Some of them, but not recently. – Michael Lugo Feb 17 '10 at 21:50
Michael, I think you are making things a bit more complicated than they really are: write the explicit formula as a recurrence relation: $$C_{n+1} = \frac{4n+2}{n+2} C_n$$ From here you immediately conclude that $C_{-1}=-\frac12 C_0 =-\frac12$, and that the formula makes no sense for $n=-2$, so you cannot extend the sequence in the negative direction any further. – Igor Pak Feb 18 '10 at 4:22
Well, Igor, I think you're right. – Michael Lugo Feb 18 '10 at 13:00
One of the papers by Propp discusses how the well-known expression for negative binomial coefficients can be given a concrete combinatorial interpretation following ideas of Schanuel; it seems potentially relevant. – Qiaochu Yuan Feb 19 '10 at 3:41

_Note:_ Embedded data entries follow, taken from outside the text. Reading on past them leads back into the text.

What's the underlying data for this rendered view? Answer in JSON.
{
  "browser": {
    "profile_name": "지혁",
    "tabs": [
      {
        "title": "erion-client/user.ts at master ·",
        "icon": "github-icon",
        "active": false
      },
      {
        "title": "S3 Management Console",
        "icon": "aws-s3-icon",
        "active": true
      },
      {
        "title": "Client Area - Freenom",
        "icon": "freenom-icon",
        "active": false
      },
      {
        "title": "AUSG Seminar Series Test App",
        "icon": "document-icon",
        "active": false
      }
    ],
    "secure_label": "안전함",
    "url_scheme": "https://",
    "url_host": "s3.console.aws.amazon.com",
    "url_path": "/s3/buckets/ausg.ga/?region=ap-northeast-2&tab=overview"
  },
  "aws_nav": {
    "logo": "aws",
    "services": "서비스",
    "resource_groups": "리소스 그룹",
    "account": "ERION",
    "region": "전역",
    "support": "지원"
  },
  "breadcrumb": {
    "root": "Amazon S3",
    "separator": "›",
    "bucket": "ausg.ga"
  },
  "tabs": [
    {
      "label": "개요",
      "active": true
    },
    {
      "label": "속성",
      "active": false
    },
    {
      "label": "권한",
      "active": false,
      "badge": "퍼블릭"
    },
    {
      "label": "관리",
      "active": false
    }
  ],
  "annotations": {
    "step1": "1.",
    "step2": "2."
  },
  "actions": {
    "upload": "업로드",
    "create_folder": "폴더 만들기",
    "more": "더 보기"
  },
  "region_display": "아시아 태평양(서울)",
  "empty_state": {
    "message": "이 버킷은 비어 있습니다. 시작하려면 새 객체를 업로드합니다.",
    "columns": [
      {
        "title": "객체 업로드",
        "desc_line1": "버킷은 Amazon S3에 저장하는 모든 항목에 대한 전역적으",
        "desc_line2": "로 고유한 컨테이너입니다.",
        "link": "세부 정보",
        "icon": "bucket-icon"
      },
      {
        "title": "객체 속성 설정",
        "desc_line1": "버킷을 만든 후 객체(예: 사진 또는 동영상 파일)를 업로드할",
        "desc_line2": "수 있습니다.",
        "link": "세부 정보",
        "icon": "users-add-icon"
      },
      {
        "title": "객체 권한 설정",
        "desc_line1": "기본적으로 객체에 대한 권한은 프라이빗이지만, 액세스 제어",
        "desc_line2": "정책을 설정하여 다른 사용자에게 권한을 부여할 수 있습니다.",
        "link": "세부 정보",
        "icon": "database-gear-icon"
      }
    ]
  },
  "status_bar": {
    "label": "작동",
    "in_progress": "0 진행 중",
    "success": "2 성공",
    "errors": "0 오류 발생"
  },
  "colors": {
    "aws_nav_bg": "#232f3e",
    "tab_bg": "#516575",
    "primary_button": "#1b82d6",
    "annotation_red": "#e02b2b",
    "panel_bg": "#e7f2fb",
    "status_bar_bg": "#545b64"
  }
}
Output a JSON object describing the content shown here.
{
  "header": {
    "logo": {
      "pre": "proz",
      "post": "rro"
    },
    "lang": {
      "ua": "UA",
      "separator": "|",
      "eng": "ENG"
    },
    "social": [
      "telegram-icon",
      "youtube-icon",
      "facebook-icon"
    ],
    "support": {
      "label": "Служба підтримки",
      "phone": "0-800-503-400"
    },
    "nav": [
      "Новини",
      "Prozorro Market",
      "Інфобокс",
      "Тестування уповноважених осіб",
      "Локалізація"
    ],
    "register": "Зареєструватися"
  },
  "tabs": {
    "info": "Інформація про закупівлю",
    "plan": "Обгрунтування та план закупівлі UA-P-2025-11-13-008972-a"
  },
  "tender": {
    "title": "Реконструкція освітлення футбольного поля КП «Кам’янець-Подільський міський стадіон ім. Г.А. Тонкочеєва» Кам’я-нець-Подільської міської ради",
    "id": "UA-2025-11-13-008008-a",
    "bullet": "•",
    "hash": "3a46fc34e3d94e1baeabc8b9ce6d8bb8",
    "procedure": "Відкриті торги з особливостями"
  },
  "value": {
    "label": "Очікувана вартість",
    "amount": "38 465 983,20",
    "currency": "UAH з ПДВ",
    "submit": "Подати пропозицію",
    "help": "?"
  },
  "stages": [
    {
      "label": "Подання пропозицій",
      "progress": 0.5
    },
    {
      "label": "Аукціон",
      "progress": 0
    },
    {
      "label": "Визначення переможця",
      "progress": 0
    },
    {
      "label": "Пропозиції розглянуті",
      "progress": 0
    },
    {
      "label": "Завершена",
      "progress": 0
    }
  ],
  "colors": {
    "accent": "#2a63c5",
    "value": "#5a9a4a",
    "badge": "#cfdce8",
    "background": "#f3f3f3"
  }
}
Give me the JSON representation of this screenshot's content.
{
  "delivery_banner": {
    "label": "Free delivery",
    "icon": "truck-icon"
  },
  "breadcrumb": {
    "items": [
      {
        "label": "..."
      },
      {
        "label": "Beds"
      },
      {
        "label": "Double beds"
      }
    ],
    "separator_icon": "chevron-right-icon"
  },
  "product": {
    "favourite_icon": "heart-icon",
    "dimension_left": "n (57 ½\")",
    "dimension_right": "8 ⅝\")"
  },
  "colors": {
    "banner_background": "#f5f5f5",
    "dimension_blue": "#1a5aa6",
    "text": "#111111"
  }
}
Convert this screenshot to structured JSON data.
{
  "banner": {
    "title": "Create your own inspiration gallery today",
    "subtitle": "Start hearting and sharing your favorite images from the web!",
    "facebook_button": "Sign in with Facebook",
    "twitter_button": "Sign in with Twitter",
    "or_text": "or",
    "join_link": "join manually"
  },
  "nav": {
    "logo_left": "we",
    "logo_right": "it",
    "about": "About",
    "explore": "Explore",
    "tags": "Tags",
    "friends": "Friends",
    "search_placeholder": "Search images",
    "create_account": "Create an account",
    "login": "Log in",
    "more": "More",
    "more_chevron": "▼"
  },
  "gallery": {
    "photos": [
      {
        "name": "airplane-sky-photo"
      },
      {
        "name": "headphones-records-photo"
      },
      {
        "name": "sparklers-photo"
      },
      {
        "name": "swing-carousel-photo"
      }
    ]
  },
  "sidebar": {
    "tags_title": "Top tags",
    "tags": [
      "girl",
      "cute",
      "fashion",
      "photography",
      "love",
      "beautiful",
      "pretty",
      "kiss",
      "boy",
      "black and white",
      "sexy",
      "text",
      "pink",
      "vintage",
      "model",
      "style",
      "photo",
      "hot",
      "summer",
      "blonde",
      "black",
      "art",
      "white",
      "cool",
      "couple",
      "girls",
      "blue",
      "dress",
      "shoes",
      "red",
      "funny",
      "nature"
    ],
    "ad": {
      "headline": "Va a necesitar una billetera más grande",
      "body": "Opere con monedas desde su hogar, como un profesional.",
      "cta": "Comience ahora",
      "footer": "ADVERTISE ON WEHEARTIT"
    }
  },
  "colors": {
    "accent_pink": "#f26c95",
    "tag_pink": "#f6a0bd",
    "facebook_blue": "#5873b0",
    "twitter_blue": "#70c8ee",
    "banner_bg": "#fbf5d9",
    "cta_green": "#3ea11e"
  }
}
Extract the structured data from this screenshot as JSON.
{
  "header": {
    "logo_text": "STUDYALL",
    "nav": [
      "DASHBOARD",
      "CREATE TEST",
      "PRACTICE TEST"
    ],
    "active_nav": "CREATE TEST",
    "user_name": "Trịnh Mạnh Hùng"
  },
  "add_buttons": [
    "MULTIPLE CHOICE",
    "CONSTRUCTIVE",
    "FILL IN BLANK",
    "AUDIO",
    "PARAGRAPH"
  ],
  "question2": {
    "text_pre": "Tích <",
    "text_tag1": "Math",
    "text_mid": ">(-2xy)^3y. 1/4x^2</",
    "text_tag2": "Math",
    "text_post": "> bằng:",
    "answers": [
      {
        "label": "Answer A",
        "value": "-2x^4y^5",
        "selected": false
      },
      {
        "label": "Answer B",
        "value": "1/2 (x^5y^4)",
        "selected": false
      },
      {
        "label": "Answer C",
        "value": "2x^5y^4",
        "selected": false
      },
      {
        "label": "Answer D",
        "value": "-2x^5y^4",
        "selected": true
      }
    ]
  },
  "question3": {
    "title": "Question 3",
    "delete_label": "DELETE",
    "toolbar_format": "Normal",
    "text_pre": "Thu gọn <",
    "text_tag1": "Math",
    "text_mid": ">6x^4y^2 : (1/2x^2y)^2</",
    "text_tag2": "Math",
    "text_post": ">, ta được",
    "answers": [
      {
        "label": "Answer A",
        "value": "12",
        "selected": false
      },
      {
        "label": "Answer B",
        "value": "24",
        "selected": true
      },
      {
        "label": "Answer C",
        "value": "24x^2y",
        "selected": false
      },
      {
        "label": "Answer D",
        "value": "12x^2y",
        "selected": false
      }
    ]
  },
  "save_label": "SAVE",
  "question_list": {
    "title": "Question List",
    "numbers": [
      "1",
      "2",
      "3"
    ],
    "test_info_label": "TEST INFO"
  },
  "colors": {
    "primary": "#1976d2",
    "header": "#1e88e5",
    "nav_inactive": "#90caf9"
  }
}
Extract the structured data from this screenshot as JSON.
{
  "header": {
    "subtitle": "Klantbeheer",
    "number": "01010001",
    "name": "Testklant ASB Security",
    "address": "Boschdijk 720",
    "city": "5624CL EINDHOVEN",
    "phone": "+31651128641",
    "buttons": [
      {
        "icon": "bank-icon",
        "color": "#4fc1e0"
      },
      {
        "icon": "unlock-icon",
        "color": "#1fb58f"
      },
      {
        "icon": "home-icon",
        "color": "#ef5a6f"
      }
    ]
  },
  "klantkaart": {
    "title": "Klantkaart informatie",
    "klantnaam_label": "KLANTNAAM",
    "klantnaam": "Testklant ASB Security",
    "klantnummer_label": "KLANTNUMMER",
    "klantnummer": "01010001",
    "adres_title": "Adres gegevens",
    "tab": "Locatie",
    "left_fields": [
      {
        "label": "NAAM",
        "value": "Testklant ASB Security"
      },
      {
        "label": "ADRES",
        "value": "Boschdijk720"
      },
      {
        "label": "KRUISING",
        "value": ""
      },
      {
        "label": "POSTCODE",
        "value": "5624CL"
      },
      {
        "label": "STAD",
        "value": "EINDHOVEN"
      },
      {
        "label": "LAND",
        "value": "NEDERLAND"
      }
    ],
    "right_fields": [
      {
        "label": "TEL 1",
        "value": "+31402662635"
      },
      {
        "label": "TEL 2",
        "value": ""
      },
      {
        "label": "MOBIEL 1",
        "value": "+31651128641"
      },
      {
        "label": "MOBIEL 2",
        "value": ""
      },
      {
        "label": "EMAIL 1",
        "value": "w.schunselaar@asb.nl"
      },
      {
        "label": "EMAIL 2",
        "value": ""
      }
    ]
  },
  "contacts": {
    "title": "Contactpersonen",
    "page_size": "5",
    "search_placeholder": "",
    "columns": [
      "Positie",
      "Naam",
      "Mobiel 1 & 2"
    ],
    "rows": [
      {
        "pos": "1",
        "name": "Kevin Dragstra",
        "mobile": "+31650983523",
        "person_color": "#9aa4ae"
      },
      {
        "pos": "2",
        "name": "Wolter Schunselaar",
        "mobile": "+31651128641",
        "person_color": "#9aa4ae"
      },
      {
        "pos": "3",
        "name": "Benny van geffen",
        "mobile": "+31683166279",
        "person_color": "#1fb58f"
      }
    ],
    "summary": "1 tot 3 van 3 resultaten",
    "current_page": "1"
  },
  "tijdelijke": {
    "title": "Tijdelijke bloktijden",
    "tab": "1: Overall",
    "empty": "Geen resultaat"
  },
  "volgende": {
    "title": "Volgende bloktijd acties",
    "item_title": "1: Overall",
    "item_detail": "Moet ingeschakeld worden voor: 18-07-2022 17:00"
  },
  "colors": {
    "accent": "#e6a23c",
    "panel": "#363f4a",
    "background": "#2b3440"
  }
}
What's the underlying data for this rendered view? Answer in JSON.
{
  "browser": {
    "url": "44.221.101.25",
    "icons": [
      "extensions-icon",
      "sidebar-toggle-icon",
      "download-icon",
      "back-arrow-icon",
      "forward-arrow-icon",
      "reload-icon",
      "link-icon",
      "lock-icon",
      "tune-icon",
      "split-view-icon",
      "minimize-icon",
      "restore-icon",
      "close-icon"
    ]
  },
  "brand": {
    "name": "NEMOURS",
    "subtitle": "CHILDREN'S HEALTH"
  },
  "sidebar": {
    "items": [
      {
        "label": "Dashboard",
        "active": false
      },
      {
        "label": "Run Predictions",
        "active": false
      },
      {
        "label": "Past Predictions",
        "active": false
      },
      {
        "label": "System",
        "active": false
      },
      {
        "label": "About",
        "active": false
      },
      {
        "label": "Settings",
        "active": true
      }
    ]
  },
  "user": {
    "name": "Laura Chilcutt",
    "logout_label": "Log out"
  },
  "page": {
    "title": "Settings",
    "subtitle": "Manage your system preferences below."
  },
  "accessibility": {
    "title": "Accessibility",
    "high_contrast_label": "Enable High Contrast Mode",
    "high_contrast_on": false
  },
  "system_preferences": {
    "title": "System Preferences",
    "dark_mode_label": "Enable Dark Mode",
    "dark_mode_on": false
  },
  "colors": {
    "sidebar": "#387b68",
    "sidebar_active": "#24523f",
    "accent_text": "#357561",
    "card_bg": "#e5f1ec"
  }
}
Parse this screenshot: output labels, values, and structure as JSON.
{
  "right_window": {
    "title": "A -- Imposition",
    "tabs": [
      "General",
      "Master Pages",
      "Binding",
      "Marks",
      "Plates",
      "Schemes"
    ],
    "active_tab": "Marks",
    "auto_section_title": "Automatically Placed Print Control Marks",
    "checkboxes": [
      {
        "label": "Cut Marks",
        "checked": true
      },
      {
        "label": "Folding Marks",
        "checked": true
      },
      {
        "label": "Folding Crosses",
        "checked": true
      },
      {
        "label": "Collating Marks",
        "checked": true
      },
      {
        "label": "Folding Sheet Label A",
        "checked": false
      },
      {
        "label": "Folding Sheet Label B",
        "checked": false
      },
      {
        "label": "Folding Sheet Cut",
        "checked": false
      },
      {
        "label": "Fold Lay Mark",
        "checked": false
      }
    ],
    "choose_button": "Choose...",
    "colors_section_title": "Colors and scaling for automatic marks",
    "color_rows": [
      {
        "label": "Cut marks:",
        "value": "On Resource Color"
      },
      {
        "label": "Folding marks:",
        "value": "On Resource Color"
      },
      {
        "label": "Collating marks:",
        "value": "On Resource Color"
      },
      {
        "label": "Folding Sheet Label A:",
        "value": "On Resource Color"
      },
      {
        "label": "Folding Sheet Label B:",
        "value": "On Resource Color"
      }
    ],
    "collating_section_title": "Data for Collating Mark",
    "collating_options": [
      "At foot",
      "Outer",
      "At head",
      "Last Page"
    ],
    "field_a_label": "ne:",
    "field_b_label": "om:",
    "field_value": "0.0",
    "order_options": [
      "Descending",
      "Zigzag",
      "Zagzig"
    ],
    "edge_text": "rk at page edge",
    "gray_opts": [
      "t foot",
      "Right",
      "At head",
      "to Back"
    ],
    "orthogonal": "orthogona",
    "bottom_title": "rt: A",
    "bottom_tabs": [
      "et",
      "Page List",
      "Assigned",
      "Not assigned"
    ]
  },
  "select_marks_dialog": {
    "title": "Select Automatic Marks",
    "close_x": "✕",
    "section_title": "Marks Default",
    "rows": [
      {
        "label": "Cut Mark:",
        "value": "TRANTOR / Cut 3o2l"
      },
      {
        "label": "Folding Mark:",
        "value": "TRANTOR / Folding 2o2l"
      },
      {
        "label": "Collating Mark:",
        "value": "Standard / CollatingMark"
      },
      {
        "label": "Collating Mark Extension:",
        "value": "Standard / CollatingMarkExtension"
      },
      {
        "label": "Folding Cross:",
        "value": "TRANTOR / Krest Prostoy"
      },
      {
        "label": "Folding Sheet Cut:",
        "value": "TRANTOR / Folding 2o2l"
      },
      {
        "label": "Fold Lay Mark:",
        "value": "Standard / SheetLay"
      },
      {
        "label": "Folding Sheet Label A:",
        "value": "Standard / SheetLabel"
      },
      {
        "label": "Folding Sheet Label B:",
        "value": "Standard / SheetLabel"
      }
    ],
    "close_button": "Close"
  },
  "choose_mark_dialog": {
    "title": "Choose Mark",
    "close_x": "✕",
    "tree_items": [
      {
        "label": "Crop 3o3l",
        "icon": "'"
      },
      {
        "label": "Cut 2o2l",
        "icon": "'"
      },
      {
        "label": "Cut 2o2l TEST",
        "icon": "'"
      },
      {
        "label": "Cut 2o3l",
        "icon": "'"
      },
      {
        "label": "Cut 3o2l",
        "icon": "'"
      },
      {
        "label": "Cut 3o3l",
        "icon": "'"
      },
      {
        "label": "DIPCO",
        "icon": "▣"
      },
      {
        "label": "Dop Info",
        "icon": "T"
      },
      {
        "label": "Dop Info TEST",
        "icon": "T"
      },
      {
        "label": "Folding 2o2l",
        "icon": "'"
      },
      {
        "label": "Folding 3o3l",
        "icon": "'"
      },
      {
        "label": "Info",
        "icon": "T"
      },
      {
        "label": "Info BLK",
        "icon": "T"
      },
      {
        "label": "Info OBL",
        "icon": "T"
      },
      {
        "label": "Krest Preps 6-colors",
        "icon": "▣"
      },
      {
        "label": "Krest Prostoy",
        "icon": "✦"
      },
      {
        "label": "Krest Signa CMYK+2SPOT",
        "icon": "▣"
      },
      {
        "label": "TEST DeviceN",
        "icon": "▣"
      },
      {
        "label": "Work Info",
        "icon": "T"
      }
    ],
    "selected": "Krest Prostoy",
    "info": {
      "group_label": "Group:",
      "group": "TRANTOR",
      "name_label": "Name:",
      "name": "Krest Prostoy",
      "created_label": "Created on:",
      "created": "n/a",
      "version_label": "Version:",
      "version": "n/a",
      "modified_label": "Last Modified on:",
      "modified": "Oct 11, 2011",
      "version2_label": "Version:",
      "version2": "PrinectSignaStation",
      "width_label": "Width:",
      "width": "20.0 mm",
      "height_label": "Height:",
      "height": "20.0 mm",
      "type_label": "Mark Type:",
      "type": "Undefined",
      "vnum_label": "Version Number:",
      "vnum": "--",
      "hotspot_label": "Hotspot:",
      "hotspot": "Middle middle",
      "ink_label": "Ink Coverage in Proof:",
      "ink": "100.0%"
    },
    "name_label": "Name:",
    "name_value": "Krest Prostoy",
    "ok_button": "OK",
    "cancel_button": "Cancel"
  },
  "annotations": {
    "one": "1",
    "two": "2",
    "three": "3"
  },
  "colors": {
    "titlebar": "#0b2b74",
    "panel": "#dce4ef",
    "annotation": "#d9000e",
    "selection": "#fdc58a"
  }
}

Whatever combinatorial interpretation someone comes up with has to somehow count the number of ordered trees on 0 vertices as $-1/2$. Using counting techniques like the ones advocated by Baez allows you to make sense of generalized counts, but negative counts stretch 'combinatorics' pretty far!